Pastoral Perspectives

When The Rubber Meets The Road

  The above is an idiom that refers to the moment of truth – how we will measure up when we are being put to the test. An athlete can train all day, but the race is where the rubber meets the road when they’ll know how good they really are. As followers of Jesus, we are commanded to love one another, even our enemies. We hear it in sermons; we discuss about it in our Bible studies; we are motivated to do so when we hear testimonies of how people have been touched by simple gestures of kindness. That is not enough; we need to live it out and a good test for our obedience to this command, the moment of truth whether we take God’s flawless Word seriously, is literally when the rubber of our tires hit the road, i.e. when we are driving.

      I find that not only do I have to exercise a lot of patience towards my fellow drivers I am also no saint when it comes to road etiquette. Let’s consider my fellow drivers first. I get really annoyed when I signal to indicate my intention to filter to another lane only to find that the oncoming car speeds up instead of slows down for me to change lane safely. In the States, drivers are more courteous, at least where I lived for a year. They would deliberately slow down to give way to a car who wants to filter into their lane, not so in Singapore. I am also perturbed when my car has to queue up in order to exit a certain road only to find drivers speeding all the way to the exit and then cutting into the queue. No wonder the queue sometimes doesn’t move. Why can’t people just systematically get into line and wait for their turn to exit. I am also very agitated when a car tailgates me and pressurises me to change lane just to make way for him. If I am road hogging, I can understand, but if I am trying not to exceed the speed limit, why am I made to feel that I am driving too slowly just because other drivers are impatient?

      Often, there is nothing I can do except that sometimes, I am tempted to step on my accelerator so as to pull up alongside the one who has prematurely passed me by and take a good look at him. Other times, I would imagine how nice if my car has a display panel where I can type out a message to give these drivers a piece of my mind. I even entertain the bizarre thought of laying hold of something which I can use to shoot at the tires so as to puncture them, teaching these impatient drivers a lesson – the faster you try the slower you will drive!
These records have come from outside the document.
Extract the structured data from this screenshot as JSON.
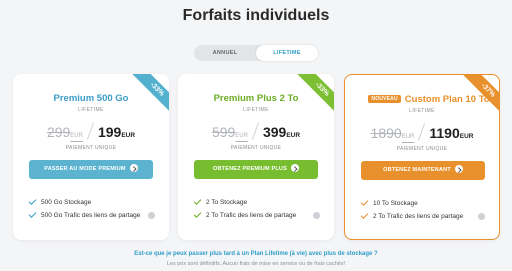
{
  "page": {
    "title": "Forfaits individuels"
  },
  "billing_toggle": {
    "options": [
      "ANNUEL",
      "LIFETIME"
    ],
    "selected": "LIFETIME"
  },
  "plans": [
    {
      "discount": "-33%",
      "name": "Premium 500 Go",
      "badge": "",
      "subtitle": "LIFETIME",
      "old_price": "299",
      "old_currency": "EUR",
      "price": "199",
      "currency": "EUR",
      "payment_note": "PAIEMENT UNIQUE",
      "cta": "PASSER AU MODE PREMIUM",
      "features": [
        "500 Go Stockage",
        "500 Go Trafic des liens de partage"
      ],
      "accent": "#53b1cf"
    },
    {
      "discount": "-33%",
      "name": "Premium Plus 2 To",
      "badge": "",
      "subtitle": "LIFETIME",
      "old_price": "599",
      "old_currency": "EUR",
      "price": "399",
      "currency": "EUR",
      "payment_note": "PAIEMENT UNIQUE",
      "cta": "OBTENEZ PREMIUM PLUS",
      "features": [
        "2 To Stockage",
        "2 To Trafic des liens de partage"
      ],
      "accent": "#7cbf32"
    },
    {
      "discount": "-37%",
      "name": "Custom Plan 10 To",
      "badge": "NOUVEAU",
      "subtitle": "LIFETIME",
      "old_price": "1890",
      "old_currency": "EUR",
      "price": "1190",
      "currency": "EUR",
      "payment_note": "PAIEMENT UNIQUE",
      "cta": "OBTENEZ MAINTENANT",
      "features": [
        "10 To Stockage",
        "2 To Trafic des liens de partage"
      ],
      "accent": "#e8902b"
    }
  ],
  "faq": {
    "question": "Est-ce que je peux passer plus tard à un Plan Lifetime (à vie) avec plus de stockage ?",
    "answer": "Les prix sont définitifs. Aucun frais de mise en service ou de frais cachés!"
  }
}
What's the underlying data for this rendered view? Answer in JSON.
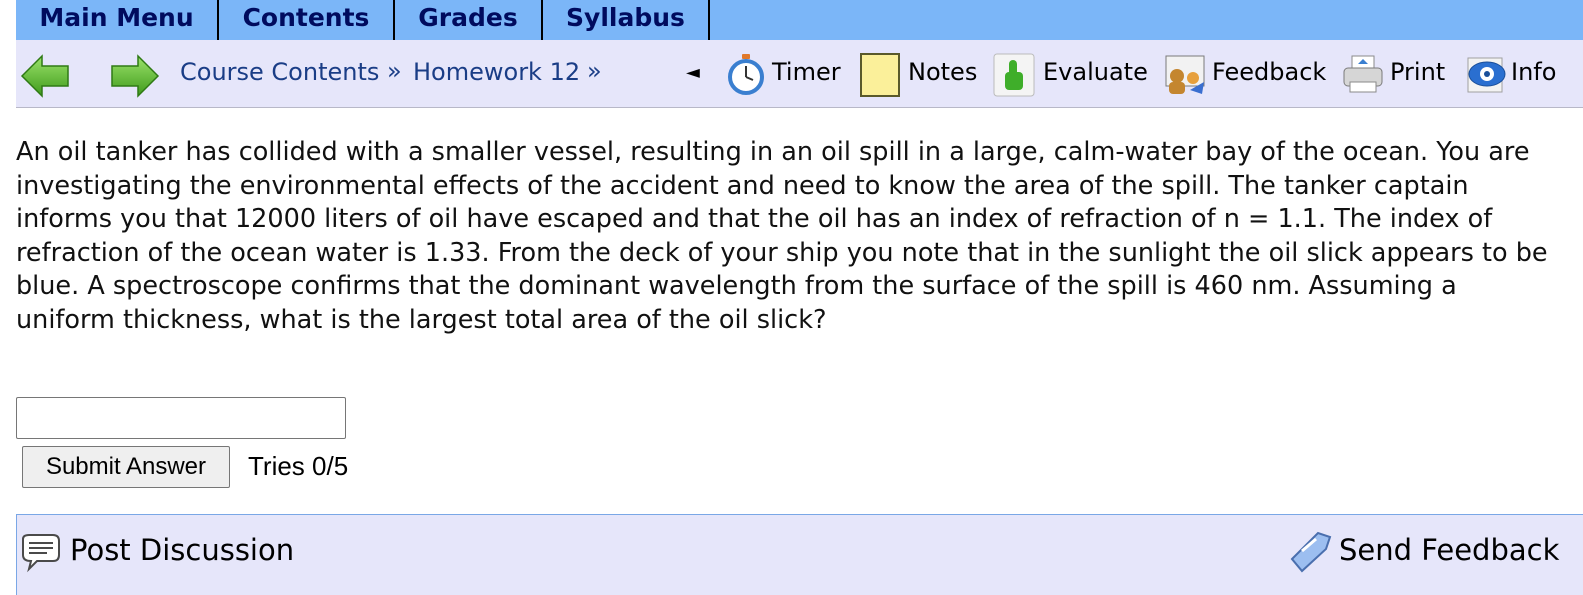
{
  "menu": {
    "tabs": [
      {
        "label": "Main Menu"
      },
      {
        "label": "Contents"
      },
      {
        "label": "Grades"
      },
      {
        "label": "Syllabus"
      }
    ],
    "accent_color": "#7bb6f8",
    "text_color": "#000b5e"
  },
  "toolbar": {
    "breadcrumb": [
      {
        "label": "Course Contents"
      },
      {
        "label": "Homework 12"
      }
    ],
    "separator": "»",
    "collapse_glyph": "◄",
    "tools": [
      {
        "label": "Timer",
        "icon": "stopwatch-icon"
      },
      {
        "label": "Notes",
        "icon": "note-icon"
      },
      {
        "label": "Evaluate",
        "icon": "thumbs-up-icon"
      },
      {
        "label": "Feedback",
        "icon": "feedback-icon"
      },
      {
        "label": "Print",
        "icon": "printer-icon"
      },
      {
        "label": "Info",
        "icon": "info-icon"
      }
    ],
    "background": "#e6e6fa"
  },
  "problem": {
    "text": "An oil tanker has collided with a smaller vessel, resulting in an oil spill in a large, calm-water bay of the ocean. You are investigating the environmental effects of the accident and need to know the area of the spill. The tanker captain informs you that 12000 liters of oil have escaped and that the oil has an index of refraction of n = 1.1. The index of refraction of the ocean water is 1.33. From the deck of your ship you note that in the sunlight the oil slick appears to be blue. A spectroscope confirms that the dominant wavelength from the surface of the spill is 460 nm. Assuming a uniform thickness, what is the largest total area of the oil slick?"
  },
  "answer": {
    "value": "",
    "submit_label": "Submit Answer",
    "tries": "Tries 0/5"
  },
  "footer": {
    "post_discussion": "Post Discussion",
    "send_feedback": "Send Feedback"
  }
}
No, thank God these thoughts remain as fantasies but the question remains, “How can the love of Christ be shown when I continue to entertain these fantasies?”

       I have come to acknowledge that these are circumstances where I can obey the ‘one another’ commands – ‘bear with one another’ (Eph 4.12), ‘forgive one another’ (Col 3.13, especially when what happens is really a case of road bullying), ‘be kind to one another’ (Eph 4.32), and ‘love one another’ (Jn 13.34). I also realise that often I am angry because my pride has been violated. When drivers flash their headlights at me to pressurise me to make way for them or when they speed up to prevent me from changing lanes, my ego is dented and therefore I react. Humility and self-control are two virtues which I really need to work on and being a driver gives me many opportunities to do that.

       Of course I am no angel on the road. Just as other peoples’ self-centeredness has caused me pain and hurt, I have also caused others no less amount of pain and hurt due to my own selfishness! We tend to play up the former while ignoring the latter. Didn’t Jesus say, “How can you say to your brother, ‘Brother, let me take the speckout of your eye,’ when you yourself fail to see the plank in your own eye? You hypocrite, first take the plank out of your eye, and then you will see clearly to remove the speck from your brother’s eye.” (Lk 6.42)

       I must learn to first remove the plank out of my own eye! I must confess that I have committed my fair share of road transgressions. I beat traffic lights when I am in a hurry. Sometimes, I will even rationalise to myself that it is acceptable since I have already passed the line before the red light comes on. I am also not very kind to those who want to change lanes. I don’t speed up but I don’t slow down either. There are times I should have given way to pedestrians instead adopting the ‘I first’ mentality. I notice that I am more vulnerable in falling into sin whenever I am rushing for time, running late in reaching my destination. Don’t pack too many things into my schedule helps. Start my journey early also helps. I find that if I stay alert and tell myself beating a traffic light won’t make much difference to how late I will be for my appointment I am more prepared to slow down instead of speed up when I see yellow. It is a journey for me and I am still learning to be more Christ-like every time I embark on a journey.

       For those who do not drive, I don’t know how much you can identify with what I have shared. If you have taken the effort to read up to this point, you would have gotten a glimpse of the temptations that a driver faces. Do remember to say a prayer for the driver whose car you are in. I would envisage that his challenges will not be any different from mine since “no temptation has overtaken us except what is common to mankind” (1 Cor 10.13). Pray that Christian drivers will rise to the call to exhibit the love of Christ when the rubber meets the road!


Pastor Kien Seng

August 14, 2011